The Farewell sounds like a potentially interesting about-turn for a star on rapid ascendancy. Awkwafina, fresh from a string of scene stealing performances in box office hits (Oceans Eight and Crazy Rich Asians), has made a name for herself as a brazen, fiery, acerbic and kooky character actress (having risen from being an internet sensation). The Farewell, which not only offers another Asian-American centred film in the wake of Crazy Rich Asians, is also a leading role for Awkwafina but more so a chance to show her melancholic side, to add that extra dimension required when you become the protagonist. A family discovers their Grandmother is terminally ill. They decide against telling her, but set up a wedding as an excuse to get everyone together for her, one last time. Laughs are assured, but drama too, under the considered eye of rising auteur, Lulu Wang.
Midsommar is the anticipated follow up to Hereditary from director Ari Aster. That being said, the hype thus far isn’t huge considering how well received his last film was. The public didn’t perhaps take to it quite as much as critics did, which possibly explains why there isn’t a huge amount of buzz yet, but the film has two young leads who are both among the most engaging in their age group (Will Poulter and Florence Pugh), and if Hereditary owed much to Rosemary’s Baby, the synopsis for Midsommar suggests a hearty nod to The Wicker Man.
Jojo Rabbit is another of which not a huge deal is known as yet. There’s not masses of buzz, but this is Taika Waititi’s follow up to Thor: Ragnarok. Now granted this doesn’t come with the pre-ordained hype that an MCU film has, but what he injected into that particular character was superb, and his previous works were even better. Jojo Rabbit may take us to murky territory, back to WW2 (with Waititi himself playing Adolf Hitler) but as per his style, this is sure to be pitch black comedy with pitch perfect delivery.
The trailer for Little Woods recently dropped, and whilst we’ve segued from Thor: Ragnarok via its director, lets shift onto Little Woods via one of its stars…Tessa Thompson. What can you say about Thompson right now? She’s shit hot. She’s pitching homers, left, right and centre. She’s cool, edgy, vulnerable, tough as nails and a magnetic screen presence. Big awards are inevitable. She’s injected roles which might ordinarily have passed without much impact, with an extra edge and dimension. Whilst Little Woods has a lot about it that we’ve seen before, the combination of Thompson, Lily James and up and coming writer director, Nia DaCosta could deliver something that’s ordinarily told and performed by men, with a bit of girl power.
I may be alone on this one, but Rambo 5: Last Blood is one very much on my radar. I recently bemoaned a lack of quality control from Millennium Films.
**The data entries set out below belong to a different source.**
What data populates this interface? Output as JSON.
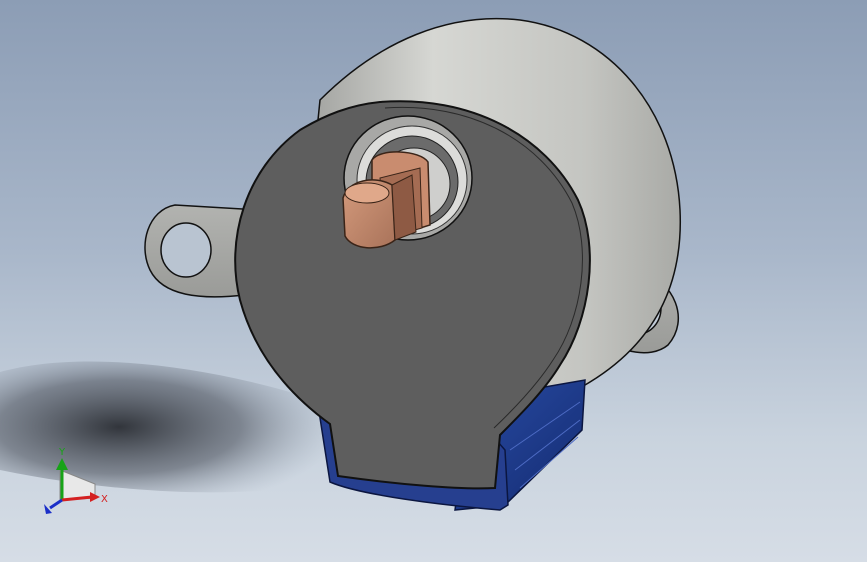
{
  "triad": {
    "x_label": "X",
    "y_label": "Y",
    "x_color": "#d42020",
    "y_color": "#17a317",
    "z_color": "#1b2fc8"
  },
  "colors": {
    "background_top": "#8c9db5",
    "background_bottom": "#d6dde6",
    "housing": "#5f5f5f",
    "housing_side": "#c8c9c6",
    "shaft": "#b88367",
    "connector": "#1f3c8f"
  }
}
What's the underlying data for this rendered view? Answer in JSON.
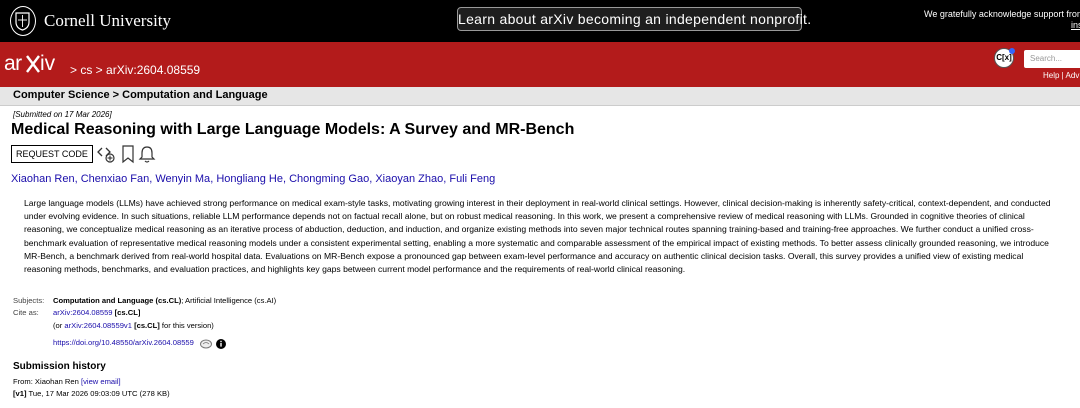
{
  "topbar": {
    "institution": "Cornell University",
    "announcement": "Learn about arXiv becoming an independent nonprofit.",
    "acknowledgement": "We gratefully acknowledge support from the",
    "acknowledgement_link": "ins"
  },
  "header": {
    "crumb_cs": "cs",
    "crumb_sep1": " > ",
    "crumb_sep0": " > ",
    "crumb_id": "arXiv:2604.08559",
    "search_placeholder": "Search...",
    "help_links": "Help | Adv"
  },
  "subject_band": "Computer Science > Computation and Language",
  "paper": {
    "submitted": "[Submitted on 17 Mar 2026]",
    "title": "Medical Reasoning with Large Language Models: A Survey and MR-Bench",
    "request_code": "REQUEST CODE",
    "authors": [
      "Xiaohan Ren",
      "Chenxiao Fan",
      "Wenyin Ma",
      "Hongliang He",
      "Chongming Gao",
      "Xiaoyan Zhao",
      "Fuli Feng"
    ],
    "abstract": "Large language models (LLMs) have achieved strong performance on medical exam-style tasks, motivating growing interest in their deployment in real-world clinical settings. However, clinical decision-making is inherently safety-critical, context-dependent, and conducted under evolving evidence. In such situations, reliable LLM performance depends not on factual recall alone, but on robust medical reasoning. In this work, we present a comprehensive review of medical reasoning with LLMs. Grounded in cognitive theories of clinical reasoning, we conceptualize medical reasoning as an iterative process of abduction, deduction, and induction, and organize existing methods into seven major technical routes spanning training-based and training-free approaches. We further conduct a unified cross-benchmark evaluation of representative medical reasoning models under a consistent experimental setting, enabling a more systematic and comparable assessment of the empirical impact of existing methods. To better assess clinically grounded reasoning, we introduce MR-Bench, a benchmark derived from real-world hospital data. Evaluations on MR-Bench expose a pronounced gap between exam-level performance and accuracy on authentic clinical decision tasks. Overall, this survey provides a unified view of existing medical reasoning methods, benchmarks, and evaluation practices, and highlights key gaps between current model performance and the requirements of real-world clinical reasoning."
  },
  "metadata": {
    "subjects_label": "Subjects:",
    "subjects_primary": "Computation and Language (cs.CL)",
    "subjects_rest": "; Artificial Intelligence (cs.AI)",
    "cite_label": "Cite as:",
    "cite_id": "arXiv:2604.08559",
    "cite_cat": " [cs.CL]",
    "version_prefix": "(or ",
    "version_id": "arXiv:2604.08559v1",
    "version_cat": " [cs.CL]",
    "version_suffix": " for this version)",
    "doi": "https://doi.org/10.48550/arXiv.2604.08559"
  },
  "history": {
    "heading": "Submission history",
    "from_prefix": "From: Xiaohan Ren ",
    "view_email": "[view email]",
    "v1_label": "[v1]",
    "v1_text": " Tue, 17 Mar 2026 09:03:09 UTC (278 KB)"
  }
}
Occasionally lazy writing, uninspiring directorial choices and a generally haphazard approach to production, but as a Stallone fan and someone who has enjoyed the Rambo series on the whole (the first is an underrated classic, the sequels ludicrous but enjoyable) I’m hoping for a potentially engaging send off. If they can inject it with a little subtlety, a little heart and go easy with second rate CGI and over zealous gore (and two dimensional stereotyping), then it could be the send off that John J deserves. The choice of director, Adrien Grunberg is decent too. Whilst he’s been a Second Unit specialist, he’s directed one film, an underrated film, How I Spent My Summer Vacation. The film bombed and got swept away essentially as it was released at the height of Mel Gibson’s public shaming. For Grunberg it derailed his directorial career before it began, but Gibson was better in that film than he’d been in years. There’s been a Gibsonaissance of sorts since, but it’s great to see Grunberg being handed the finale of a long running, iconic character like Rambo.
My final suggestion is an indie gem currently doing festival circuits, which will hopefully find distribution this year. I was fortunate enough to see the rough cut version for (writer, director and lead), Anna Alfieri’s film, Borderline. Based on her own experience, Anna is haunted by the ever doomed relationship with an on/off (and finally off) lover whilst also afflicted with creative emptiness. It’s a raw, cathartic, brutally honest piece of film-making and one of the best films I saw last year, so I’m really hoping this gets picked up and released. It’s cinema from the heart, with the kind of truth and power that is rarely attained these days. It hurts to watch (as it must have beyond measure to make) but Alfieri’s performance is exceptional, and it’s a beautifully shot film (stellar work from the D.O.P Ariel Artur). Definitely one to keep eyes peeled for.
Any other films beneath the Marvel and Disney Radar which catch your eye in 2019? Let us know in the comments…
Tom Jolliffe is an award winning screenwriter and passionate cinephile. He has three features due out on DVD/VOD in 2019 and a number of shorts hitting festivals. Find more info at the best personal site you’ll ever see… http://tomjolliffe.wordpress.com/films/